_Exercise prompt_
Copy every line from the material below that holds "WYMIAROWANIE".

━━━━━━━━━━━━━━━━

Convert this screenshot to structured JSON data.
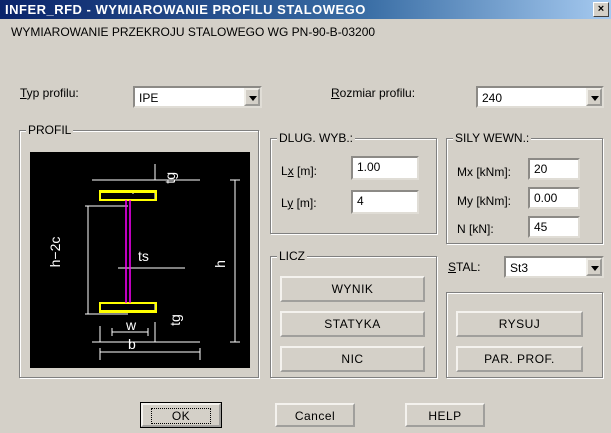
{
  "window": {
    "title": "INFER_RFD - WYMIAROWANIE PROFILU STALOWEGO",
    "close_glyph": "×",
    "subtitle": "WYMIAROWANIE PRZEKROJU STALOWEGO WG PN-90-B-03200"
  },
  "profile_type": {
    "label_ul": "T",
    "label_rest": "yp profilu:",
    "value": "IPE"
  },
  "profile_size": {
    "label_ul": "R",
    "label_rest": "ozmiar profilu:",
    "value": "240"
  },
  "profil_group": {
    "title": "PROFIL",
    "drawing_labels": {
      "tg_top": "tg",
      "h2c": "h−2c",
      "h": "h",
      "ts": "ts",
      "tg_bottom": "tg",
      "w": "w",
      "b": "b"
    },
    "colors": {
      "flange": "#ffff00",
      "web": "#ff00ff",
      "dims": "#ffffff"
    }
  },
  "length_group": {
    "title": "DLUG. WYB.:",
    "lx": {
      "label_pre": "L",
      "label_ul": "x",
      "label_post": "  [m]:",
      "value": "1.00"
    },
    "ly": {
      "label_pre": "L",
      "label_ul": "y",
      "label_post": "  [m]:",
      "value": "4"
    }
  },
  "forces_group": {
    "title": "SILY WEWN.:",
    "mx": {
      "label": "Mx [kNm]:",
      "value": "20"
    },
    "my": {
      "label": "My [kNm]:",
      "value": "0.00"
    },
    "n": {
      "label": "N [kN]:",
      "value": "45"
    }
  },
  "licz_group": {
    "title": "LICZ",
    "buttons": [
      "WYNIK",
      "STATYKA",
      "NIC"
    ]
  },
  "steel": {
    "label_ul": "S",
    "label_rest": "TAL:",
    "value": "St3"
  },
  "draw_group": {
    "buttons": [
      "RYSUJ",
      "PAR. PROF."
    ]
  },
  "footer": {
    "ok": "OK",
    "cancel": "Cancel",
    "help": "HELP"
  }
}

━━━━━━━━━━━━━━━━

_Answer to this problem_
    "title": "INFER_RFD - WYMIAROWANIE PROFILU STALOWEGO",
    "subtitle": "WYMIAROWANIE PRZEKROJU STALOWEGO WG PN-90-B-03200"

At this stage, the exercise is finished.